Atlanta-based NCR Corp., which has supplied Walmart with cash registers and self-checkout kiosks for years, will handle the installation and upkeep of the Bossa Nova machines, Bloomberg reported.
David Wilkinson, NCR’s SVP and general manager for retail, said that he expects robots will be in “the majority” of Walmart’s 4,750 U.S. stores one day. They might not all be from Bossa Nova, however: Walmart has also tested a shelf-scanning device, made by Nicholasville, Ky.-based Badger Technologies, in a Bluegrass State store. Bossa Nova, meanwhile, has done some tests with Walmart rival Albertsons Cos., Bloomberg noted.
Walmart’s Crecelius declined to give details to Bloomberg about how much the robots have reduced out-of-stock products, saying only that the metric has improved, with the devices traveling a total of 50,000 miles, scanning 1 million aisles and 500 million products.
"Our associates immediately understood the opportunity for the new technology to free them up from focusing on tasks that are repeatable, predictable and manual," Crecelius said in a company blog post about automation in April. "It allows them time to focus more on selling merchandise and serving customers, which they tell us have always been the most exciting parts of working in retail."

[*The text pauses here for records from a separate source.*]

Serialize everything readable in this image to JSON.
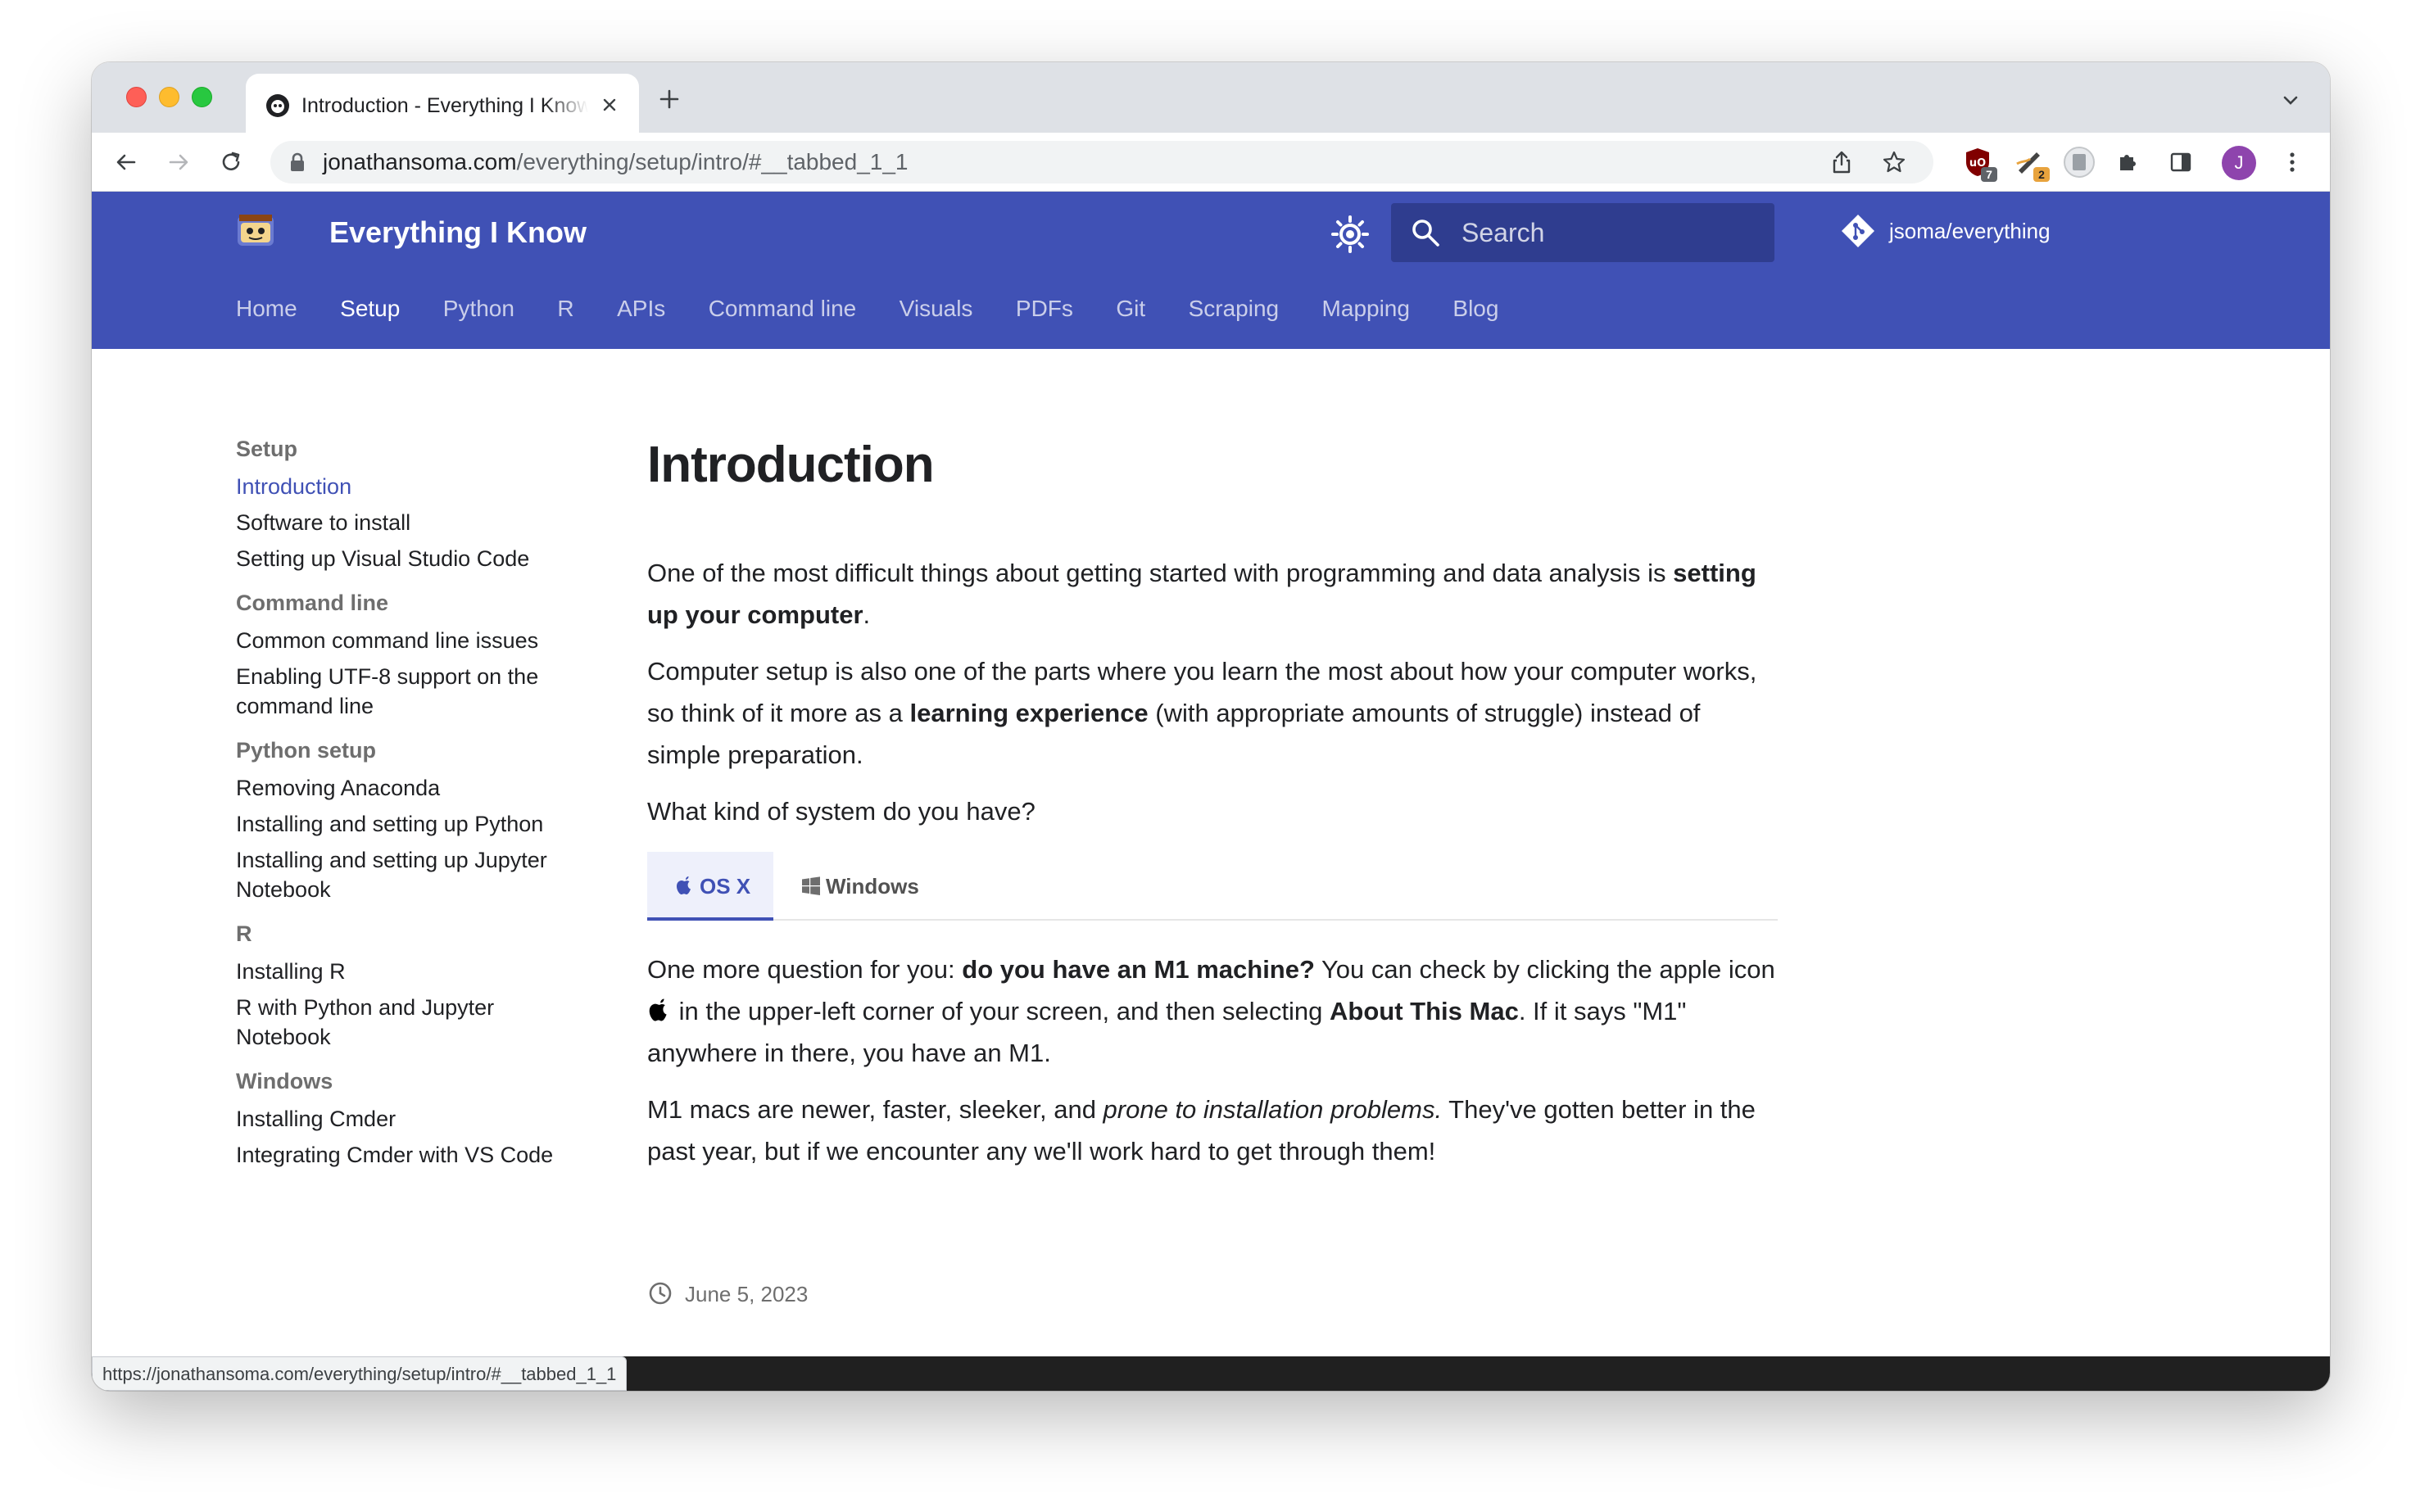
{
  "browser": {
    "tab_title": "Introduction - Everything I Know",
    "url_host": "jonathansoma.com",
    "url_path": "/everything/setup/intro/#__tabbed_1_1",
    "extensions": [
      {
        "icon": "ublock-icon",
        "badge": "7",
        "color": "#800000"
      },
      {
        "icon": "pen-extension-icon",
        "badge": "2",
        "color": "#e8a33d"
      },
      {
        "icon": "reader-extension-icon",
        "badge": "",
        "color": "#9aa0a6"
      }
    ],
    "profile_initial": "J",
    "status_url": "https://jonathansoma.com/everything/setup/intro/#__tabbed_1_1"
  },
  "site": {
    "title": "Everything I Know",
    "search_placeholder": "Search",
    "repo": "jsoma/everything",
    "nav": [
      "Home",
      "Setup",
      "Python",
      "R",
      "APIs",
      "Command line",
      "Visuals",
      "PDFs",
      "Git",
      "Scraping",
      "Mapping",
      "Blog"
    ],
    "nav_active": "Setup",
    "primary_color": "#4051b5"
  },
  "sidebar": {
    "sections": [
      {
        "title": "Setup",
        "items": [
          "Introduction",
          "Software to install",
          "Setting up Visual Studio Code"
        ]
      },
      {
        "title": "Command line",
        "items": [
          "Common command line issues",
          "Enabling UTF-8 support on the command line"
        ]
      },
      {
        "title": "Python setup",
        "items": [
          "Removing Anaconda",
          "Installing and setting up Python",
          "Installing and setting up Jupyter Notebook"
        ]
      },
      {
        "title": "R",
        "items": [
          "Installing R",
          "R with Python and Jupyter Notebook"
        ]
      },
      {
        "title": "Windows",
        "items": [
          "Installing Cmder",
          "Integrating Cmder with VS Code"
        ]
      }
    ],
    "active_item": "Introduction"
  },
  "content": {
    "title": "Introduction",
    "p1_a": "One of the most difficult things about getting started with programming and data analysis is ",
    "p1_b": "setting up your computer",
    "p1_c": ".",
    "p2_a": "Computer setup is also one of the parts where you learn the most about how your computer works, so think of it more as a ",
    "p2_b": "learning experience",
    "p2_c": " (with appropriate amounts of struggle) instead of simple preparation.",
    "p3": "What kind of system do you have?",
    "tabs": [
      "OS X",
      "Windows"
    ],
    "tab_active": "OS X",
    "p4_a": "One more question for you: ",
    "p4_b": "do you have an M1 machine?",
    "p4_c": " You can check by clicking the apple icon ",
    "p4_d": " in the upper-left corner of your screen, and then selecting ",
    "p4_e": "About This Mac",
    "p4_f": ". If it says \"M1\" anywhere in there, you have an M1.",
    "p5_a": "M1 macs are newer, faster, sleeker, and ",
    "p5_b": "prone to installation problems.",
    "p5_c": " They've gotten better in the past year, but if we encounter any we'll work hard to get through them!",
    "updated": "June 5, 2023"
  }
}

Walmart also recently unveiled Alphabot, a packing and sorting robot meant to speed up the fulfillment process for online grocery delivery.
Bentonville, Ark.-based Walmart operates more than 11,300 stores under 58 banners in 27 countries, and ecommerce websites, employing 2.2 million-plus associates worldwide. The company is No. 1 on Progressive Grocer’s 2019 Super 50 list of the top grocers in the United States.